If such proposals become reality, companies will effectively be given the go-ahead to plunge further into the realm of commercial drone development.
In other words, automated drones. Drones allowed to fly in the 200-to-400-foot zone would communicate with a central command and other drones nearby.
Sensor-based sense-and-avoid equipment that allows the drones to bypass all other drones and obstacles such as birds, buildings or electric cables. “That kind of technology is being developed”. That would replicate the current system of pilots keeping watch in the cockpit, he said. Amazon also proposes that a central computer system hold all of the drones’ flight plans and location data so that participating companies can access it freely.
Amazon isn’t the only company exmaining the use of of drones as delivery vehicles.
It seemed like if there was a theme for the drone event’s first day, it was that there are more looming questions than answers surrounding the technology.

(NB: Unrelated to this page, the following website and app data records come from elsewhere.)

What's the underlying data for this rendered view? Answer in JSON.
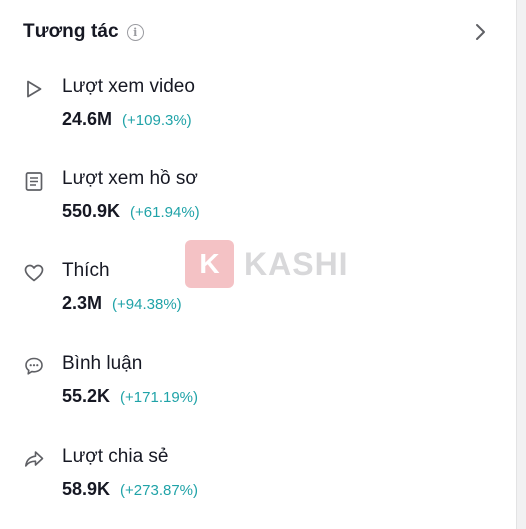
{
  "header": {
    "title": "Tương tác",
    "info_icon": "info-icon",
    "chevron_icon": "chevron-right-icon"
  },
  "metrics": [
    {
      "icon": "play-icon",
      "label": "Lượt xem video",
      "value": "24.6M",
      "change": "(+109.3%)"
    },
    {
      "icon": "profile-document-icon",
      "label": "Lượt xem hồ sơ",
      "value": "550.9K",
      "change": "(+61.94%)"
    },
    {
      "icon": "heart-icon",
      "label": "Thích",
      "value": "2.3M",
      "change": "(+94.38%)"
    },
    {
      "icon": "comment-icon",
      "label": "Bình luận",
      "value": "55.2K",
      "change": "(+171.19%)"
    },
    {
      "icon": "share-icon",
      "label": "Lượt chia sẻ",
      "value": "58.9K",
      "change": "(+273.87%)"
    }
  ],
  "watermark": {
    "badge": "K",
    "text": "KASHI"
  },
  "colors": {
    "text": "#161823",
    "change": "#20a3a8",
    "icon": "#5f6065",
    "watermark_badge": "#e87a80"
  }
}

At present, federal regulations require human air traffic controllers to monitor every flight that occurs over the United States. Other drones might fly in that low-altitude space to perform missions such as surveying crops or power lines.
With an increasing number of drones vying for precious airspace, someone should start thinking about how we can possibly hope to manage the traffic congestion that will soon be over our heads.
“Amazon believes the safest and most efficient model for sUAS (small unmanned aircraft systems) with mixed equipage and capabilities is in segregated airspace with a defined structure for operations below 500 feet”, it said.